┌──

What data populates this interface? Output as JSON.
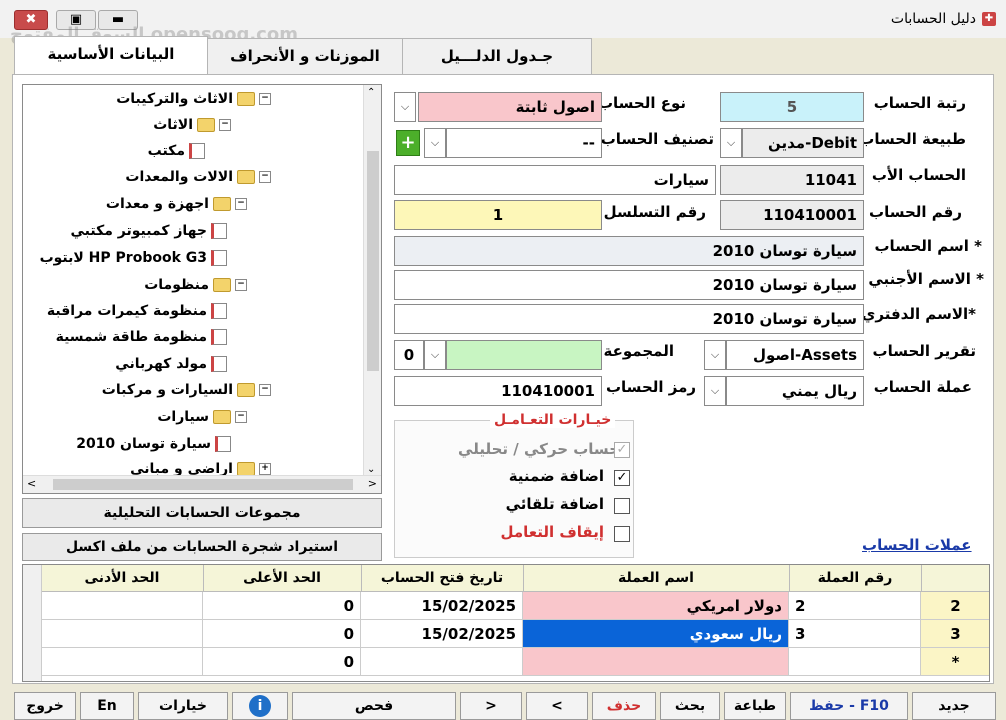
{
  "window": {
    "title": "دليل الحسابات",
    "min": "▬",
    "max": "▣",
    "close": "✖"
  },
  "watermark": "السوق المفتوح opensooq.com",
  "tabs": [
    {
      "label": "البيانات الأساسية"
    },
    {
      "label": "الموزنات و الأنحراف"
    },
    {
      "label": "جـدول الدلـــيل"
    }
  ],
  "form": {
    "rank_label": "رتبة الحساب",
    "rank_value": "5",
    "nature_label": "طبيعة الحساب",
    "nature_value": "مدين-Debit",
    "parent_label": "الحساب الأب",
    "parent_code": "11041",
    "parent_name": "سيارات",
    "number_label": "رقم الحساب",
    "number_value": "110410001",
    "name_label": "اسم الحساب *",
    "name_value": "سيارة توسان 2010",
    "foreign_label": "الاسم الأجنبي *",
    "foreign_value": "سيارة توسان 2010",
    "book_label": "الاسم الدفتري*",
    "book_value": "سيارة توسان 2010",
    "report_label": "تقرير الحساب",
    "report_value": "اصول-Assets",
    "currency_label": "عملة الحساب",
    "currency_value": "ريال يمني",
    "type_label": "نوع الحساب",
    "type_value": "اصول ثابتة",
    "class_label": "تصنيف الحساب",
    "class_value": "--",
    "serial_label": "رقم التسلسل",
    "serial_value": "1",
    "group_label": "المجموعة",
    "group_value": "0",
    "symbol_label": "رمز الحساب",
    "symbol_value": "110410001"
  },
  "options": {
    "title": "خيـارات التعـامـل",
    "items": [
      {
        "label": "حساب حركي / تحليلي",
        "checked": true,
        "disabled": true
      },
      {
        "label": "اضافة ضمنية",
        "checked": true
      },
      {
        "label": "اضافة تلقائي",
        "checked": false
      },
      {
        "label": "إيقاف التعامل",
        "checked": false
      }
    ]
  },
  "tree": [
    {
      "label": "الاثاث والتركيبات",
      "kind": "folder"
    },
    {
      "label": "الاثاث",
      "kind": "folder"
    },
    {
      "label": "مكتب",
      "kind": "doc"
    },
    {
      "label": "الالات والمعدات",
      "kind": "folder"
    },
    {
      "label": "اجهزة و معدات",
      "kind": "folder"
    },
    {
      "label": "جهاز كمبيوتر مكتبي",
      "kind": "doc"
    },
    {
      "label": "لابتوب HP Probook G3",
      "kind": "doc"
    },
    {
      "label": "منظومات",
      "kind": "folder"
    },
    {
      "label": "منظومة كيمرات مراقبة",
      "kind": "doc"
    },
    {
      "label": "منظومة طاقة شمسية",
      "kind": "doc"
    },
    {
      "label": "مولد كهرباني",
      "kind": "doc"
    },
    {
      "label": "السيارات و مركبات",
      "kind": "folder"
    },
    {
      "label": "سيارات",
      "kind": "folder"
    },
    {
      "label": "سيارة توسان 2010",
      "kind": "doc"
    },
    {
      "label": "اراضي و مباني",
      "kind": "folder"
    }
  ],
  "side_buttons": {
    "groups": "مجموعات الحسابات التحليلية",
    "import": "استيراد شجرة الحسابات من ملف اكسل"
  },
  "currencies_title": "عملات الحساب",
  "grid": {
    "headers": [
      "رقم العملة",
      "اسم العملة",
      "تاريخ فتح الحساب",
      "الحد الأعلى",
      "الحد الأدنى"
    ],
    "rows": [
      {
        "row": "2",
        "code": "2",
        "name": "دولار امريكي",
        "date": "15/02/2025",
        "max": "0",
        "min": ""
      },
      {
        "row": "3",
        "code": "3",
        "name": "ريال سعودي",
        "date": "15/02/2025",
        "max": "0",
        "min": ""
      },
      {
        "row": "*",
        "code": "",
        "name": "",
        "date": "",
        "max": "0",
        "min": ""
      }
    ]
  },
  "bottom_buttons": {
    "new": "جديد",
    "save": "حفظ - F10",
    "print": "طباعة",
    "search": "بحث",
    "delete": "حذف",
    "prev": "<",
    "next": ">",
    "check": "فحص",
    "info": "i",
    "options": "خيارات",
    "lang": "En",
    "exit": "خروج"
  }
}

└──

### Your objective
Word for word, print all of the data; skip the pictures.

### Written answer
What data populates this interface? Output as JSON.
{
  "window": {
    "title": "دليل الحسابات",
    "min": "▬",
    "max": "▣",
    "close": "✖"
  },
  "watermark": "السوق المفتوح opensooq.com",
  "tabs": [
    {
      "label": "البيانات الأساسية"
    },
    {
      "label": "الموزنات و الأنحراف"
    },
    {
      "label": "جـدول الدلـــيل"
    }
  ],
  "form": {
    "rank_label": "رتبة الحساب",
    "rank_value": "5",
    "nature_label": "طبيعة الحساب",
    "nature_value": "مدين-Debit",
    "parent_label": "الحساب الأب",
    "parent_code": "11041",
    "parent_name": "سيارات",
    "number_label": "رقم الحساب",
    "number_value": "110410001",
    "name_label": "اسم الحساب *",
    "name_value": "سيارة توسان 2010",
    "foreign_label": "الاسم الأجنبي *",
    "foreign_value": "سيارة توسان 2010",
    "book_label": "الاسم الدفتري*",
    "book_value": "سيارة توسان 2010",
    "report_label": "تقرير الحساب",
    "report_value": "اصول-Assets",
    "currency_label": "عملة الحساب",
    "currency_value": "ريال يمني",
    "type_label": "نوع الحساب",
    "type_value": "اصول ثابتة",
    "class_label": "تصنيف الحساب",
    "class_value": "--",
    "serial_label": "رقم التسلسل",
    "serial_value": "1",
    "group_label": "المجموعة",
    "group_value": "0",
    "symbol_label": "رمز الحساب",
    "symbol_value": "110410001"
  },
  "options": {
    "title": "خيـارات التعـامـل",
    "items": [
      {
        "label": "حساب حركي / تحليلي",
        "checked": true,
        "disabled": true
      },
      {
        "label": "اضافة ضمنية",
        "checked": true
      },
      {
        "label": "اضافة تلقائي",
        "checked": false
      },
      {
        "label": "إيقاف التعامل",
        "checked": false
      }
    ]
  },
  "tree": [
    {
      "label": "الاثاث والتركيبات",
      "kind": "folder"
    },
    {
      "label": "الاثاث",
      "kind": "folder"
    },
    {
      "label": "مكتب",
      "kind": "doc"
    },
    {
      "label": "الالات والمعدات",
      "kind": "folder"
    },
    {
      "label": "اجهزة و معدات",
      "kind": "folder"
    },
    {
      "label": "جهاز كمبيوتر مكتبي",
      "kind": "doc"
    },
    {
      "label": "لابتوب HP Probook G3",
      "kind": "doc"
    },
    {
      "label": "منظومات",
      "kind": "folder"
    },
    {
      "label": "منظومة كيمرات مراقبة",
      "kind": "doc"
    },
    {
      "label": "منظومة طاقة شمسية",
      "kind": "doc"
    },
    {
      "label": "مولد كهرباني",
      "kind": "doc"
    },
    {
      "label": "السيارات و مركبات",
      "kind": "folder"
    },
    {
      "label": "سيارات",
      "kind": "folder"
    },
    {
      "label": "سيارة توسان 2010",
      "kind": "doc"
    },
    {
      "label": "اراضي و مباني",
      "kind": "folder"
    }
  ],
  "side_buttons": {
    "groups": "مجموعات الحسابات التحليلية",
    "import": "استيراد شجرة الحسابات من ملف اكسل"
  },
  "currencies_title": "عملات الحساب",
  "grid": {
    "headers": [
      "رقم العملة",
      "اسم العملة",
      "تاريخ فتح الحساب",
      "الحد الأعلى",
      "الحد الأدنى"
    ],
    "rows": [
      {
        "row": "2",
        "code": "2",
        "name": "دولار امريكي",
        "date": "15/02/2025",
        "max": "0",
        "min": ""
      },
      {
        "row": "3",
        "code": "3",
        "name": "ريال سعودي",
        "date": "15/02/2025",
        "max": "0",
        "min": ""
      },
      {
        "row": "*",
        "code": "",
        "name": "",
        "date": "",
        "max": "0",
        "min": ""
      }
    ]
  },
  "bottom_buttons": {
    "new": "جديد",
    "save": "حفظ - F10",
    "print": "طباعة",
    "search": "بحث",
    "delete": "حذف",
    "prev": "<",
    "next": ">",
    "check": "فحص",
    "info": "i",
    "options": "خيارات",
    "lang": "En",
    "exit": "خروج"
  }
}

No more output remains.